: "White House Economic Director Had Unusual Upbringing That Fostered Entrepreneurial Spirit,Drive to Learn"November 2004: austinwoman Magazine
Not many political careers originate from a backyard replicate of Yosemite National Park or with a burgeoning bread business, conceptualized at the tender age of six.But for Heidi Cruz, President Bush's Economic Director for the Western Hemisphere, these early signs of entrepreneurialism and forward thinking were where it all began.Cruz
, 31, a San Luis Obispo, California, native, has maintained a well-planned track to her
current position at the White House
journey has required much discipline, dedication and, of course, a bit of serendipity."I grew up in what other people would label as 'unusual'," Cruz
"Scott and I were very self-reliant and one summer decided to re-create our favorite family vacation spot - Yosemite National Park," said Cruz
."We spent the entire three months building 'mountains' and creating our own backyard fantasy world.Our family was always outdoors, hiking, biking, windsurfing, water and snow and skiing.My dad is a mountain climber, who climbed Mount Everest in 1990.We learned at an early age the value of a strong physical self."
During their childhoods, Cruz
brother also started a bread-making business.Their father always encouraged capitalism and when they started asking for money at ages six and eight, he
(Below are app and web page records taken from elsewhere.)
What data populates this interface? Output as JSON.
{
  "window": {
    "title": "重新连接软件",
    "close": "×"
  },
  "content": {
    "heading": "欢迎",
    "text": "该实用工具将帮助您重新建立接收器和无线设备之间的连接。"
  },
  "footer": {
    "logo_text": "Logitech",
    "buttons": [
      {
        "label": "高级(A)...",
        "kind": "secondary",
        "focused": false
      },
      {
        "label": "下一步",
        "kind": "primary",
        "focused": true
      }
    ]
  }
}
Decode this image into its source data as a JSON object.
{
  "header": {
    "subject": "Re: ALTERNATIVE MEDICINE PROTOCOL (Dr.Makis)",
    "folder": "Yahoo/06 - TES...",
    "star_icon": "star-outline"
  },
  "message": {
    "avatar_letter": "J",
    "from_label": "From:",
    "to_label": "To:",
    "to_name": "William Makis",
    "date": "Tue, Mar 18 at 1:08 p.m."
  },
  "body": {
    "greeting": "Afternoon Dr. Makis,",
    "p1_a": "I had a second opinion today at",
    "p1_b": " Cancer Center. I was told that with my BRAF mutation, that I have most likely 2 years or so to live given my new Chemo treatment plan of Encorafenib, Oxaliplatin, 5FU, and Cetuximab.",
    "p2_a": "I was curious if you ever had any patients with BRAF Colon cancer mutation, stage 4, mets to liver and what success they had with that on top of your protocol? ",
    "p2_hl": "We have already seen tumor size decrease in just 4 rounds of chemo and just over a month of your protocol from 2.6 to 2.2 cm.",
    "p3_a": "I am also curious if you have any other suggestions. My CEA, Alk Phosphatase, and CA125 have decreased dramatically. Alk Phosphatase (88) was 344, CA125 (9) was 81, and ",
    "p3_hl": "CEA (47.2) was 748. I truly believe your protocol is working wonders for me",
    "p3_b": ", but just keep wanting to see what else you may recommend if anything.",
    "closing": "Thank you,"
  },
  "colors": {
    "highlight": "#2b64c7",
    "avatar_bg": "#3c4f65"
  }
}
suggested that they be creative."We started out on a very small scale," said Cruz
."Our mother bought the ingredients and we sold about 30 loaves a week for $1.00 each.Eventually, the sibling rivalry got to us and we split the partnership up.I named my company 'Heidi's Bakery' and Scott named his
'Kneads Bread.'" That capitalism experiment lasted for ten years and eventually the pair sold over 200 loaves a week and grossed over $15k.
The Nelsons sent their children to Christian schools and often took them on missionary trips, to teach them about other cultures."When I was four years old we lived in Nigeria," said Cruz
Not drawn to medicine, Cruz
began seeing her
career in business and politics and a challenging road ahead.While at boarding school in Monterrey, California, Cruz decided that she would study economics at Claremont McKenna College in Claremont, California.
"My parents were disappointed that I decided not to attend an Adventist college, but it was vital for me to find my own niche," said Cruz
."They had raised me to be self-reliant and to pursue my own dreams."Cruz
horizons and her
interest in foreign policy and economics increased."I realized that Claremont didn't have a College Republicans chapter, so I started one," she
said."I attended the 1992 Republican National Convention
in Houston and I also interned for a congressman.Those decisions really set the wheels in motion."
During college, Cruz
discovered that her
previous schooling had focused primarily on science and music and so she
played catch-up on other subjects."That experience just made me work harder and I suppose doubt myself at times," she
said."I thought I had to work just a little bit more than everyone else and I still rely on that thought process today."
From there, Cruz
received a Rotary Scholarship to attend the University Libre de Bruxelles, Solvay School
, where she
gained a Masters of European Business.She
gained important knowledge regarding Europe's economic future, its trade theories and its financial markets and also found time to run in the Paris marathon.Her
next step landed her
in New York City at J.P. Morgan
and Co. - a far cry from her
14-acre Californian bubble."I was thrilled to be in New York City," said Cruz
."At J.P.Morgan, investment banking captured my work ethic, energies and optimism that women can have it all.During those years, I worked 100-hour weeks in the structured debt group as well as in Latin America mergers and acquisitions.I participated in advising companies on expansion and privatization strategies and became deeply entrenched in Latin American finance and business.I didn't speak any Spanish, so I caught up by studying Berlitz Spanish until 3am every night after work. "Cruz
explained that she
loved the New York experience, but she
missed being involved in her
community."I decided to volunteer one day a week to tutor a Harlem youth and that experience made such an impact on my life.Only in New York City can you go from the high-powered streets of Wall Street and in five minutes be sitting in a cramped apartment in Harlem.There was a huge gap and it made me want to be able to help create more economic opportunities for those in need. "Cruz was accepted into Harvard Business School, where she obtained her M.B.A. During that time she became the assistant economic advisor for then-Senator John Ashcroft.
...During the 2000 Bush presidential campaign, Cruz met her future husband, Ted Cruz, the now-appointed Solicitor's General of Texas.